[[ Listed entries open ]]
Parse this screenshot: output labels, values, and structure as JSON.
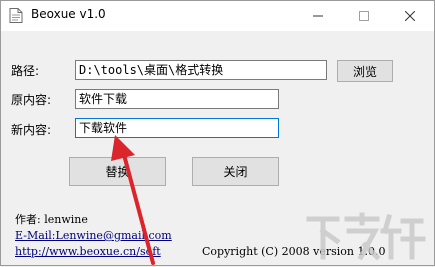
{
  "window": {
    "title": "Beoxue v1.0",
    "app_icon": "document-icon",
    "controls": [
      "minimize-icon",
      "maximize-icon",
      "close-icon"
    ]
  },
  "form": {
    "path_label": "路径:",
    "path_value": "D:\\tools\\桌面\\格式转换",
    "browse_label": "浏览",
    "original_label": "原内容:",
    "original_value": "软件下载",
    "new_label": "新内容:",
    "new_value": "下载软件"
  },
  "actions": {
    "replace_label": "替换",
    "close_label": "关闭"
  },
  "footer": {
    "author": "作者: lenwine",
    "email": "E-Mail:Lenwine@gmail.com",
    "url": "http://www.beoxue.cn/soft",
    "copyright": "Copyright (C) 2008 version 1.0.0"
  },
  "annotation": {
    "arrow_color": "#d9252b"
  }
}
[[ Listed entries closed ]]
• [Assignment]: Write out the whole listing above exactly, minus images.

• [Written solution]:
Parse this screenshot: output labels, values, and structure as JSON.
{
  "window": {
    "title": "Beoxue v1.0",
    "app_icon": "document-icon",
    "controls": [
      "minimize-icon",
      "maximize-icon",
      "close-icon"
    ]
  },
  "form": {
    "path_label": "路径:",
    "path_value": "D:\\tools\\桌面\\格式转换",
    "browse_label": "浏览",
    "original_label": "原内容:",
    "original_value": "软件下载",
    "new_label": "新内容:",
    "new_value": "下载软件"
  },
  "actions": {
    "replace_label": "替换",
    "close_label": "关闭"
  },
  "footer": {
    "author": "作者: lenwine",
    "email": "E-Mail:Lenwine@gmail.com",
    "url": "http://www.beoxue.cn/soft",
    "copyright": "Copyright (C) 2008 version 1.0.0"
  },
  "annotation": {
    "arrow_color": "#d9252b"
  }
}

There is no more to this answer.